What you return should be each line of the data containing the string "username".

━━ Source data

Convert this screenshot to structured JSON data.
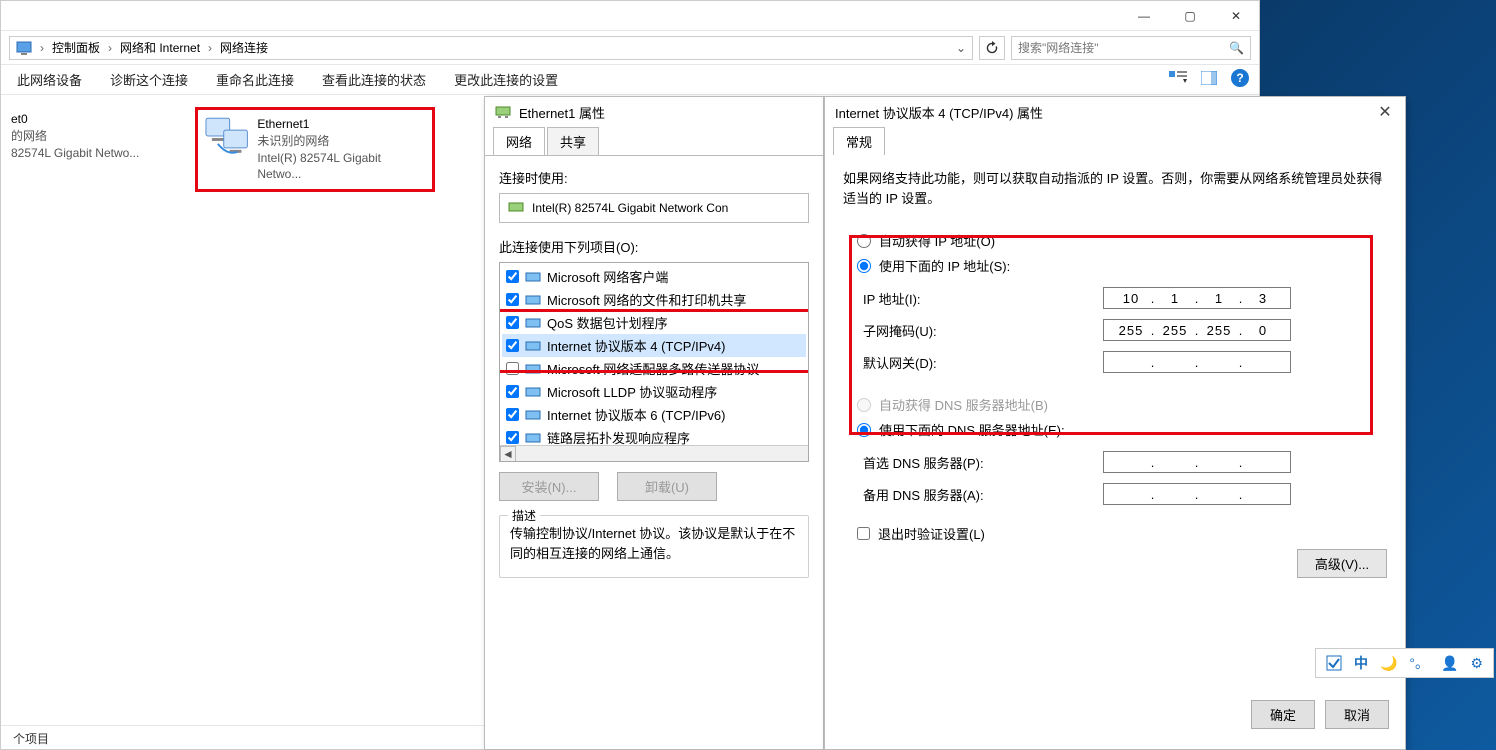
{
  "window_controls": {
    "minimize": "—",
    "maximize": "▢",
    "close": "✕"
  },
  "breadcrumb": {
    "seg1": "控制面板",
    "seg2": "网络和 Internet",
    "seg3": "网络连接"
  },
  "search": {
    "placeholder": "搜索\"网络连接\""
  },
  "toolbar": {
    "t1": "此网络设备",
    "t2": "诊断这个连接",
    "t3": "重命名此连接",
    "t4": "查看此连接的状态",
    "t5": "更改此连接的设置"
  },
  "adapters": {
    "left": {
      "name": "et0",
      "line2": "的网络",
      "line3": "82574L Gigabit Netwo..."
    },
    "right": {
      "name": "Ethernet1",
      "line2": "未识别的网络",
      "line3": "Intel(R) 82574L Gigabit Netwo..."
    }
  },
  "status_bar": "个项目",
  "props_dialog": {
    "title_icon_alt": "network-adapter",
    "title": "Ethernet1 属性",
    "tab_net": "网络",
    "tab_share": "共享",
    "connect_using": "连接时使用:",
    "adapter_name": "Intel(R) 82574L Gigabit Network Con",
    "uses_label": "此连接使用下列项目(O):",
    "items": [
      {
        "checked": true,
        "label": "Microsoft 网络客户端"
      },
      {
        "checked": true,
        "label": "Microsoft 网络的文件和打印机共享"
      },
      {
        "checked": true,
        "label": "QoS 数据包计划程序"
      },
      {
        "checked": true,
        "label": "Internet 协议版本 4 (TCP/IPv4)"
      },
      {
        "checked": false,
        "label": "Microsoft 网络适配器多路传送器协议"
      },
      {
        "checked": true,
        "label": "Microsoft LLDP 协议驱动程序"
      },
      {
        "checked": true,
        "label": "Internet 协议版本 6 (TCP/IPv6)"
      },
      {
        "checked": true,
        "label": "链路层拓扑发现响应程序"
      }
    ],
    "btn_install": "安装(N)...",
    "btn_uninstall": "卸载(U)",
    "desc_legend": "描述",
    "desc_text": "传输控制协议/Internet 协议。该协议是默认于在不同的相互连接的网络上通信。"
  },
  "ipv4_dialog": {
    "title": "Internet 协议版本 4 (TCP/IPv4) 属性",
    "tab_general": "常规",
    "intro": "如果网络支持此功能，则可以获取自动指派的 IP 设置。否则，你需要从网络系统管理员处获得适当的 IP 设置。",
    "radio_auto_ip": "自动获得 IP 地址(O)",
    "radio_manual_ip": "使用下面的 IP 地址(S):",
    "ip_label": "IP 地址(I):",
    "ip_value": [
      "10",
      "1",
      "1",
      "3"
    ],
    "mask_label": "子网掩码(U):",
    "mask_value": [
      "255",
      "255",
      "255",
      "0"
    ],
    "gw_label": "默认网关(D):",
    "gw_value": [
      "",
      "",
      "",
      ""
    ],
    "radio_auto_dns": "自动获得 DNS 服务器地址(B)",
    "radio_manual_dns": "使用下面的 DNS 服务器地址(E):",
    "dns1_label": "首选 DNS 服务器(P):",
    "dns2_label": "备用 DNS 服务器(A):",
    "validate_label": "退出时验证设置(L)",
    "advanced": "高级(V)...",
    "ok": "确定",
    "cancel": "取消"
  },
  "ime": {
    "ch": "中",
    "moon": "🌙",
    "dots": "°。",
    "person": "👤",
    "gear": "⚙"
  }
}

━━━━
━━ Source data

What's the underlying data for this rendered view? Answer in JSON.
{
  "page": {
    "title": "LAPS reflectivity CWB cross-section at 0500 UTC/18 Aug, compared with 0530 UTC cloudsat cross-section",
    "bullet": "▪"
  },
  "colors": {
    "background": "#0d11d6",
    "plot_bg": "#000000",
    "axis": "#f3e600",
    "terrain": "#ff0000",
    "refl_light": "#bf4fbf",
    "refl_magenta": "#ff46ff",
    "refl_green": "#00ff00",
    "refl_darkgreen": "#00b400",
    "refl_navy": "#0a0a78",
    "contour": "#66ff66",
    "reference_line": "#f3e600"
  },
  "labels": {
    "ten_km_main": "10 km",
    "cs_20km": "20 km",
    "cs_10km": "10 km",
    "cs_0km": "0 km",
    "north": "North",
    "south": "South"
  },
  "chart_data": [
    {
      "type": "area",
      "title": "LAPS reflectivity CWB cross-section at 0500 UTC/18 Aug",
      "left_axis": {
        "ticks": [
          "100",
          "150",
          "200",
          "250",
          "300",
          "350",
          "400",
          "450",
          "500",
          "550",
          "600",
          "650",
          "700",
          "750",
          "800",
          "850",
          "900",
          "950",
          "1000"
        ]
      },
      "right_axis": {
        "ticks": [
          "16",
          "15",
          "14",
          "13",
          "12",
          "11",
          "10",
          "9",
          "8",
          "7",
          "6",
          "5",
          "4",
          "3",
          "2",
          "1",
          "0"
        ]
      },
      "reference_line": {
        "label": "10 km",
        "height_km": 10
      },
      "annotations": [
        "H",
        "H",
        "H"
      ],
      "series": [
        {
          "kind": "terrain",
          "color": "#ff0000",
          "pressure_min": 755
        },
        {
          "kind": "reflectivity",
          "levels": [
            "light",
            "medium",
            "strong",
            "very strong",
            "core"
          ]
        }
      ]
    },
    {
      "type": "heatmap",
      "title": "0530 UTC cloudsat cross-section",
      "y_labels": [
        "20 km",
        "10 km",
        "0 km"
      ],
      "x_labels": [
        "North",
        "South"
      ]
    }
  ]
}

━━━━
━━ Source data

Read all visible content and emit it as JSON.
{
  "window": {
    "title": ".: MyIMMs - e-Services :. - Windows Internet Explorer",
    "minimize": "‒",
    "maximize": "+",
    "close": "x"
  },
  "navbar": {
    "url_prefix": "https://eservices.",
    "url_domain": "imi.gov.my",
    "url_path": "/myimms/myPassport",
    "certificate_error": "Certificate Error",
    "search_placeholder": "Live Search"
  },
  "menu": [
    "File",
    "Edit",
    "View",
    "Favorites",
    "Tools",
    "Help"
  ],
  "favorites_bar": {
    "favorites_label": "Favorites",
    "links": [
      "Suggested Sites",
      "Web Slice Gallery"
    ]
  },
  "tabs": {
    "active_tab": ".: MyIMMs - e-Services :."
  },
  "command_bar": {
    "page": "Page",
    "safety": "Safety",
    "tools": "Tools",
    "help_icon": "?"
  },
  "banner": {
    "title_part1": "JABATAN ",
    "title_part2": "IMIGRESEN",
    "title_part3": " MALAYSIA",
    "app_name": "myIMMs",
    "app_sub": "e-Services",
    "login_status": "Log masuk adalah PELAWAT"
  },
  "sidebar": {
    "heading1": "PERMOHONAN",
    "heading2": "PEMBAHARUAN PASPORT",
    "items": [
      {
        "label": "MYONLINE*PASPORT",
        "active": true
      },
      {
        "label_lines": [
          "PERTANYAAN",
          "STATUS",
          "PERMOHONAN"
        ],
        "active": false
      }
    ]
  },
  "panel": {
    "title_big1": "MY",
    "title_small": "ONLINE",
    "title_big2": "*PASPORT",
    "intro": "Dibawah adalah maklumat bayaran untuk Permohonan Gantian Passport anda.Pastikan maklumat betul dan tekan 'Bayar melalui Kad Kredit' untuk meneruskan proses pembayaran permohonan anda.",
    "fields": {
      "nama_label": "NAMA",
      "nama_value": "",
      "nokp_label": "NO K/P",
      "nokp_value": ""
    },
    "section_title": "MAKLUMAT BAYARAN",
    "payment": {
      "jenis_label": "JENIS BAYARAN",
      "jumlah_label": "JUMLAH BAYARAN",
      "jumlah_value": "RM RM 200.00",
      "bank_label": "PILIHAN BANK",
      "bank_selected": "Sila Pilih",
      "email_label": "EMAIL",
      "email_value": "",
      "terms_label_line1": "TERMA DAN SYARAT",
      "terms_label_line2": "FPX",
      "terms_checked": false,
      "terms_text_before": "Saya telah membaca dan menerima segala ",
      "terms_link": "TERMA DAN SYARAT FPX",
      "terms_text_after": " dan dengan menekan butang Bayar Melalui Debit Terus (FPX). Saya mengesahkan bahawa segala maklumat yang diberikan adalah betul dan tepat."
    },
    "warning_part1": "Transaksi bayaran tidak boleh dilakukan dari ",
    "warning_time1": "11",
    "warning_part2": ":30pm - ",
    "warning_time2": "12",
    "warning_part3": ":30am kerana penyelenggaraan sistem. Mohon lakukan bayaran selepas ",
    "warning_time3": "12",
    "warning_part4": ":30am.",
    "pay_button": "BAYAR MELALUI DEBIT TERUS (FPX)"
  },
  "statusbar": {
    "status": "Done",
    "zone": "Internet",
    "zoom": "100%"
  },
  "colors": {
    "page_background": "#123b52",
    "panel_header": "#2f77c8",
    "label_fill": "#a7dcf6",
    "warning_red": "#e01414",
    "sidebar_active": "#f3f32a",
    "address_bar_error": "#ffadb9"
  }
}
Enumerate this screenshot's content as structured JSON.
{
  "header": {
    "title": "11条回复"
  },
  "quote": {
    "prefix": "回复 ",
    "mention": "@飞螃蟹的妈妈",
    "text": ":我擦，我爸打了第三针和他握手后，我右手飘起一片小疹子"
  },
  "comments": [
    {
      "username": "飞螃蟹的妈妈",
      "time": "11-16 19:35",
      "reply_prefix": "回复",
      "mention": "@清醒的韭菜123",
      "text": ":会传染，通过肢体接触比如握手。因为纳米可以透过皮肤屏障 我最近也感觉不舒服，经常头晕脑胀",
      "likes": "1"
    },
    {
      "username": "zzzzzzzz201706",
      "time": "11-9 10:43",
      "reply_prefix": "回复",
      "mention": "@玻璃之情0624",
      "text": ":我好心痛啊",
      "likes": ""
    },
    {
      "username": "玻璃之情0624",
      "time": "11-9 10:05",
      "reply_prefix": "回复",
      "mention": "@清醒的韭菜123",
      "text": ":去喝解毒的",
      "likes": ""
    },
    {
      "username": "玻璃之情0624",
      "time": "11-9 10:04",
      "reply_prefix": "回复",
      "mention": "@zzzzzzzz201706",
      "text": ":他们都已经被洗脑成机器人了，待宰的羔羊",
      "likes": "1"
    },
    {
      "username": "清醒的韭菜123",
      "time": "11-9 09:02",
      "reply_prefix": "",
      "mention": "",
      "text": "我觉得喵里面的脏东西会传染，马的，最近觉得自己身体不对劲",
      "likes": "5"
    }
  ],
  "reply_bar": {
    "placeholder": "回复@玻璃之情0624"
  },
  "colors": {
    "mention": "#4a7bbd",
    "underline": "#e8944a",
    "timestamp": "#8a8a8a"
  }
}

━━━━

=== Exercise response ===
      "username": "飞螃蟹的妈妈",
      "username": "zzzzzzzz201706",
      "username": "玻璃之情0624",
      "username": "玻璃之情0624",
      "username": "清醒的韭菜123",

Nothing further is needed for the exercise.